→ TASK GOAL: Pull every line that includes the word "amount" from the data.

[Dataset rows for apps and sites]

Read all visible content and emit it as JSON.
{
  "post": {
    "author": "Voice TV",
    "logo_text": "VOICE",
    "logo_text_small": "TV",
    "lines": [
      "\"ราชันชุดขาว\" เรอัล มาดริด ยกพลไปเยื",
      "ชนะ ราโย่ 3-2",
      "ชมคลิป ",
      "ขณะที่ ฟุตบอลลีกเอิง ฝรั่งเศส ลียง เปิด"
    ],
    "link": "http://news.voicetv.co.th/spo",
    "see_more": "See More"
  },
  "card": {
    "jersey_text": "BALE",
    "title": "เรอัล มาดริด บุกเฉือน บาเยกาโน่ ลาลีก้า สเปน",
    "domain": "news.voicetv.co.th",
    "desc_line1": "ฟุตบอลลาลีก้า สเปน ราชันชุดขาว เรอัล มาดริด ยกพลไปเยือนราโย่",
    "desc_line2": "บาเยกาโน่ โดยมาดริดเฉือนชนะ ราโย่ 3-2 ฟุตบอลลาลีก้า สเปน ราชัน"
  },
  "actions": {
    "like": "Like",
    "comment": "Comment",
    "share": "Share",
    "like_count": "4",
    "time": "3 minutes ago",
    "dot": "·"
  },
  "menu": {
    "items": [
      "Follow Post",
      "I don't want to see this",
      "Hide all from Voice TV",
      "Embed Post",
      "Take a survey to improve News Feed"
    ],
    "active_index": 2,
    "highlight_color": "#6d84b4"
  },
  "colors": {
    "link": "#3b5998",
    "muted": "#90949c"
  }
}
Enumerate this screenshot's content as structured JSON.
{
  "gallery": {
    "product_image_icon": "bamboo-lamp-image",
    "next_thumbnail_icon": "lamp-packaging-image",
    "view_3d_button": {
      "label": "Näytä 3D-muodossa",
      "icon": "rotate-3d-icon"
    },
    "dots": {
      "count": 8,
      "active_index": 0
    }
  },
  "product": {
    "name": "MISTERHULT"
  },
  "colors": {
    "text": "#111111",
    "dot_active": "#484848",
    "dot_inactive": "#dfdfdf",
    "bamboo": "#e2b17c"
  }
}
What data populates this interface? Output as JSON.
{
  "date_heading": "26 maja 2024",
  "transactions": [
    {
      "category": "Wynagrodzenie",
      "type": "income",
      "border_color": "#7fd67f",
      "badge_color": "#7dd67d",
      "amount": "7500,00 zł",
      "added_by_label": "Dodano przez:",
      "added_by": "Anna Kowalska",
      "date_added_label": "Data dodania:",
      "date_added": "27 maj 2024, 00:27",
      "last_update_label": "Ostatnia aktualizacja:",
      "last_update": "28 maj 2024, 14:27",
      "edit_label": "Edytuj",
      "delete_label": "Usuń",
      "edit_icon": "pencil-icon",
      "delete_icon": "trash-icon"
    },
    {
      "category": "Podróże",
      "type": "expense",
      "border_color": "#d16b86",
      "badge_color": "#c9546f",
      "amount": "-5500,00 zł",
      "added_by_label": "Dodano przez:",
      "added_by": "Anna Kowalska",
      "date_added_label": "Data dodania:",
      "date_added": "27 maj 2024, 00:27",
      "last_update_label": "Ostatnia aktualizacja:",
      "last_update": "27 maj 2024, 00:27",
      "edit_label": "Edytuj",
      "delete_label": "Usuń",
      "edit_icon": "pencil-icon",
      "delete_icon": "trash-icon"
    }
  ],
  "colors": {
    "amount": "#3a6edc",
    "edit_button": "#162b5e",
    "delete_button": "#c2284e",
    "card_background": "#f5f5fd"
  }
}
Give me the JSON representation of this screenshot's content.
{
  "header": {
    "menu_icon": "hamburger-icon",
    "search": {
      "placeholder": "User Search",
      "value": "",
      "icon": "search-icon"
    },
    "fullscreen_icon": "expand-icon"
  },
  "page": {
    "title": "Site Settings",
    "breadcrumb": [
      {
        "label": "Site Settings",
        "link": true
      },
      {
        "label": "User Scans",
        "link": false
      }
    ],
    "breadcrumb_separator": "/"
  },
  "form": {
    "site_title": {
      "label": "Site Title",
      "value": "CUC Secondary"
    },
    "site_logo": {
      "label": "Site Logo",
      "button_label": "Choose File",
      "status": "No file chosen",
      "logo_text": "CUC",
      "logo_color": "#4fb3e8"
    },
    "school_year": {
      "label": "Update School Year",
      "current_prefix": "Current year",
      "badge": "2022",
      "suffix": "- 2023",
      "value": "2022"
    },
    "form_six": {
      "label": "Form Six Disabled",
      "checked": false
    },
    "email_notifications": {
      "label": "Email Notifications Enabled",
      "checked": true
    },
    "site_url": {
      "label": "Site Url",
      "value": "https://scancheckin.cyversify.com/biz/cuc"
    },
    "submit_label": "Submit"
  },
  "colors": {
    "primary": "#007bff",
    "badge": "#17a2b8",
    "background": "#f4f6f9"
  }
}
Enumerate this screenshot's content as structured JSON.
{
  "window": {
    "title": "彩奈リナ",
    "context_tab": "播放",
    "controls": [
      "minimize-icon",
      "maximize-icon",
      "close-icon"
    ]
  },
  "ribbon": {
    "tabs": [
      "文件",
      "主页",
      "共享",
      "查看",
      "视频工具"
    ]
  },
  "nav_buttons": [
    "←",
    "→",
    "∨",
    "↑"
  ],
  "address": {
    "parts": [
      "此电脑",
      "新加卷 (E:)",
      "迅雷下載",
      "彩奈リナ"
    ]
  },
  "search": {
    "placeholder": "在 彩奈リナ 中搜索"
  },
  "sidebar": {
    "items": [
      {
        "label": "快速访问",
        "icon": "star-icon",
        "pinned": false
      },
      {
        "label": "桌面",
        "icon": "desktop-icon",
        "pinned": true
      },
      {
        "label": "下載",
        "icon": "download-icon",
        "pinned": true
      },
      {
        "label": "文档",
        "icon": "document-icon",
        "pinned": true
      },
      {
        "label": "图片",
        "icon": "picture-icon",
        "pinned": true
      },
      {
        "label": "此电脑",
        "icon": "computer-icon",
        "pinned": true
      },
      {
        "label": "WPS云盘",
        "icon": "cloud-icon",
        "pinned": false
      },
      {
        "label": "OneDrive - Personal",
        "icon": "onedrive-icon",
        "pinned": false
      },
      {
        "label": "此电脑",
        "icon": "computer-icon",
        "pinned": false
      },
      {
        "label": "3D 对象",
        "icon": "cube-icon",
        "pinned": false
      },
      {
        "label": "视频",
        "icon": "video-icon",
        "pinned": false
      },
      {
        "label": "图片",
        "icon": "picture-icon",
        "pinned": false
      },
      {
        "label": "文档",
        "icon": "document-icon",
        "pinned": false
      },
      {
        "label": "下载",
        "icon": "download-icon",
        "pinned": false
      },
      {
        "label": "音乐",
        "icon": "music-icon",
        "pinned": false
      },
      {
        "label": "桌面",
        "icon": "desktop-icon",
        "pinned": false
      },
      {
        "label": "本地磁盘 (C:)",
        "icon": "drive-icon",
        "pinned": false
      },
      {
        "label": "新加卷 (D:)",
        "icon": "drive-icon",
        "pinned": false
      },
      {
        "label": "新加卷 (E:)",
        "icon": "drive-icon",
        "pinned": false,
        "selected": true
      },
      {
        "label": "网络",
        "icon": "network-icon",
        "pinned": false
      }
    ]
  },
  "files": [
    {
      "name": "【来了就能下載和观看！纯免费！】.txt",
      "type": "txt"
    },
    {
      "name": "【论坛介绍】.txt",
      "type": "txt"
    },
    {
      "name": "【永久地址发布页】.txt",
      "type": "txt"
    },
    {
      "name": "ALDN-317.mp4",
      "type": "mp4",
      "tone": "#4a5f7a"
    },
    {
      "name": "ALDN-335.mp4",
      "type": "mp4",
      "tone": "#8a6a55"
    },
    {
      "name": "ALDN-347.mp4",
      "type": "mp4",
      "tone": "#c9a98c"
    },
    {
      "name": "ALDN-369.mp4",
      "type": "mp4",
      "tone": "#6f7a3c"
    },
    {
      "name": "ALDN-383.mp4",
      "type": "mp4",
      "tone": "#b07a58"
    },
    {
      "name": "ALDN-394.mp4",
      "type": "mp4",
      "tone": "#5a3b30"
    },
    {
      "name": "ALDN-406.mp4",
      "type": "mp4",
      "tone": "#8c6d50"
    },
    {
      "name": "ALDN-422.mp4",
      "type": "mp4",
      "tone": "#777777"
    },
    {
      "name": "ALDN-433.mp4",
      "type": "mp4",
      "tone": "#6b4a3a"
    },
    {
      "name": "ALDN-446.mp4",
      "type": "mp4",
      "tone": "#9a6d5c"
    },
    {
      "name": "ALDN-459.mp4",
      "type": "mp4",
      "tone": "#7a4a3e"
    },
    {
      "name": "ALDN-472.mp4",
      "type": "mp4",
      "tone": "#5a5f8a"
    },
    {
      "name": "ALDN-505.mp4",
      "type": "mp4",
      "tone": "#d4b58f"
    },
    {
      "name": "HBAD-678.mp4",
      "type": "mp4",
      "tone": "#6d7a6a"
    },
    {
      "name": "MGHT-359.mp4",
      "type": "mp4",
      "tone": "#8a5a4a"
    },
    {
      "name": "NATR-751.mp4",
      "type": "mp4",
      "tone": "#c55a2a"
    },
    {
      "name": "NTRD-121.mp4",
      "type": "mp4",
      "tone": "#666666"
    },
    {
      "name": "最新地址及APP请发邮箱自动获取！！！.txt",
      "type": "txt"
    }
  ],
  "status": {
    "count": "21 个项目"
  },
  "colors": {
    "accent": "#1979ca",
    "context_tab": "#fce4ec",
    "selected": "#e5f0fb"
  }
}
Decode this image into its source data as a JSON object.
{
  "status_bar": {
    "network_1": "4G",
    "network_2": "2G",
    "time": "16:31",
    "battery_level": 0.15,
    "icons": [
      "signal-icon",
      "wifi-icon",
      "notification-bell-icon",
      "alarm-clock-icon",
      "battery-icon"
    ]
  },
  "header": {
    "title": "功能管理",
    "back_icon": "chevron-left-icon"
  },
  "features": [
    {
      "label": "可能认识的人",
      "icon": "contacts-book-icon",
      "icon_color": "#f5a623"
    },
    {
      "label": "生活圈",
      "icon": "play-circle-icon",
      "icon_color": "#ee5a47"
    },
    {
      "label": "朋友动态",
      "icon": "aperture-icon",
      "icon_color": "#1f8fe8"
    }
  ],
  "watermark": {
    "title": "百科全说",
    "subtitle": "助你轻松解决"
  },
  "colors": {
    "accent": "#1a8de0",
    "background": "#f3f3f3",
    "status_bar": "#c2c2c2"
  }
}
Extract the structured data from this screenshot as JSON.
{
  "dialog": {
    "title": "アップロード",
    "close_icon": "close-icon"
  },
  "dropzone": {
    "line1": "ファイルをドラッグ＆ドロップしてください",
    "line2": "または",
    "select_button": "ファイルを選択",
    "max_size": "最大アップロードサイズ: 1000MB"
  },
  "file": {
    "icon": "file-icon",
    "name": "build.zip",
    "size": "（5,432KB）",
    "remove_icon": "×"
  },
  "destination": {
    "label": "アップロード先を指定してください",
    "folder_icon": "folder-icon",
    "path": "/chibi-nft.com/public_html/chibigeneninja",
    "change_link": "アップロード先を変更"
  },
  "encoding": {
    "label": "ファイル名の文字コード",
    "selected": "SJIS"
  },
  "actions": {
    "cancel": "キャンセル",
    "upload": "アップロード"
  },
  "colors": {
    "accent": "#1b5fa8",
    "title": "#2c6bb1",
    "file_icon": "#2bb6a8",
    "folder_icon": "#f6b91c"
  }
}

→ ANSWER FOR THIS EXERCISE:
      "amount": "7500,00 zł",
      "amount": "-5500,00 zł",
    "amount": "#3a6edc",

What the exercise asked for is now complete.